§ TASK BRIEF:
Please return each line of the listing exactly as given.

§ EXERCISE MATERIALS:

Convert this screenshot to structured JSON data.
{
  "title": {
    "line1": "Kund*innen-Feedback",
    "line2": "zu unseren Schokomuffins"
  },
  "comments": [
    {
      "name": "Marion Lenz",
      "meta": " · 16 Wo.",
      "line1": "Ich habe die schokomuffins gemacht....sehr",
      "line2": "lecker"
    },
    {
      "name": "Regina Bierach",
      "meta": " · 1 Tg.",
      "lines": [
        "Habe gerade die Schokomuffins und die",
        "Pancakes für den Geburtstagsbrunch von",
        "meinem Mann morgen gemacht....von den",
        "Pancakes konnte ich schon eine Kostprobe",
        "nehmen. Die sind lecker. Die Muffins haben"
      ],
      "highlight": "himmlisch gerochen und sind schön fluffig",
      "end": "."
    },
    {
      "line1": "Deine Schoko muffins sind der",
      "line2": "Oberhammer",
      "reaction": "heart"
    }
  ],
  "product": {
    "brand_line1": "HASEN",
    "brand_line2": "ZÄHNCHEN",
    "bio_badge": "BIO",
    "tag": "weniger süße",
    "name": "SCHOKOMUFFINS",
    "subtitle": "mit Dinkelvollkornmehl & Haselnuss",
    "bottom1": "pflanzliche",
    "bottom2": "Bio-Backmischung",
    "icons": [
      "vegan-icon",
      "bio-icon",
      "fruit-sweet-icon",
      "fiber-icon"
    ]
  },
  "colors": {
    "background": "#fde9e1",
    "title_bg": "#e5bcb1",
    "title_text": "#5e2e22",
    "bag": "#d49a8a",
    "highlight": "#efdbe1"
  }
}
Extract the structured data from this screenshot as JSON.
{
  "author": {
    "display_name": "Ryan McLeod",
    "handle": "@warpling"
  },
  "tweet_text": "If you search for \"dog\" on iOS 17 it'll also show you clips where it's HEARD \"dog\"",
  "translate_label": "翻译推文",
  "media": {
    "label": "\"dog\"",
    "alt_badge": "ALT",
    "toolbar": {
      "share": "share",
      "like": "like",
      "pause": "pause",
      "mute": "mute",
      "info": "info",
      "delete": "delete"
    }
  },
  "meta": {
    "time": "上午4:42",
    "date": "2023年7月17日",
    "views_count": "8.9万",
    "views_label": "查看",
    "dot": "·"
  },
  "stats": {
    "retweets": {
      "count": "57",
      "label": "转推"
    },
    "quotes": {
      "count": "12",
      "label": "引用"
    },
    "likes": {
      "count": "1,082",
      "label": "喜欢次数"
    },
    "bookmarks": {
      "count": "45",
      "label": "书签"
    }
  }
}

§ ANSWER SPACE:
Convert this screenshot to structured JSON data.
{
  "title": {
    "line1": "Kund*innen-Feedback",
    "line2": "zu unseren Schokomuffins"
  },
  "comments": [
    {
      "name": "Marion Lenz",
      "meta": " · 16 Wo.",
      "line1": "Ich habe die schokomuffins gemacht....sehr",
      "line2": "lecker"
    },
    {
      "name": "Regina Bierach",
      "meta": " · 1 Tg.",
      "lines": [
        "Habe gerade die Schokomuffins und die",
        "Pancakes für den Geburtstagsbrunch von",
        "meinem Mann morgen gemacht....von den",
        "Pancakes konnte ich schon eine Kostprobe",
        "nehmen. Die sind lecker. Die Muffins haben"
      ],
      "highlight": "himmlisch gerochen und sind schön fluffig",
      "end": "."
    },
    {
      "line1": "Deine Schoko muffins sind der",
      "line2": "Oberhammer",
      "reaction": "heart"
    }
  ],
  "product": {
    "brand_line1": "HASEN",
    "brand_line2": "ZÄHNCHEN",
    "bio_badge": "BIO",
    "tag": "weniger süße",
    "name": "SCHOKOMUFFINS",
    "subtitle": "mit Dinkelvollkornmehl & Haselnuss",
    "bottom1": "pflanzliche",
    "bottom2": "Bio-Backmischung",
    "icons": [
      "vegan-icon",
      "bio-icon",
      "fruit-sweet-icon",
      "fiber-icon"
    ]
  },
  "colors": {
    "background": "#fde9e1",
    "title_bg": "#e5bcb1",
    "title_text": "#5e2e22",
    "bag": "#d49a8a",
    "highlight": "#efdbe1"
  }
}
Extract the structured data from this screenshot as JSON.
{
  "author": {
    "display_name": "Ryan McLeod",
    "handle": "@warpling"
  },
  "tweet_text": "If you search for \"dog\" on iOS 17 it'll also show you clips where it's HEARD \"dog\"",
  "translate_label": "翻译推文",
  "media": {
    "label": "\"dog\"",
    "alt_badge": "ALT",
    "toolbar": {
      "share": "share",
      "like": "like",
      "pause": "pause",
      "mute": "mute",
      "info": "info",
      "delete": "delete"
    }
  },
  "meta": {
    "time": "上午4:42",
    "date": "2023年7月17日",
    "views_count": "8.9万",
    "views_label": "查看",
    "dot": "·"
  },
  "stats": {
    "retweets": {
      "count": "57",
      "label": "转推"
    },
    "quotes": {
      "count": "12",
      "label": "引用"
    },
    "likes": {
      "count": "1,082",
      "label": "喜欢次数"
    },
    "bookmarks": {
      "count": "45",
      "label": "书签"
    }
  }
}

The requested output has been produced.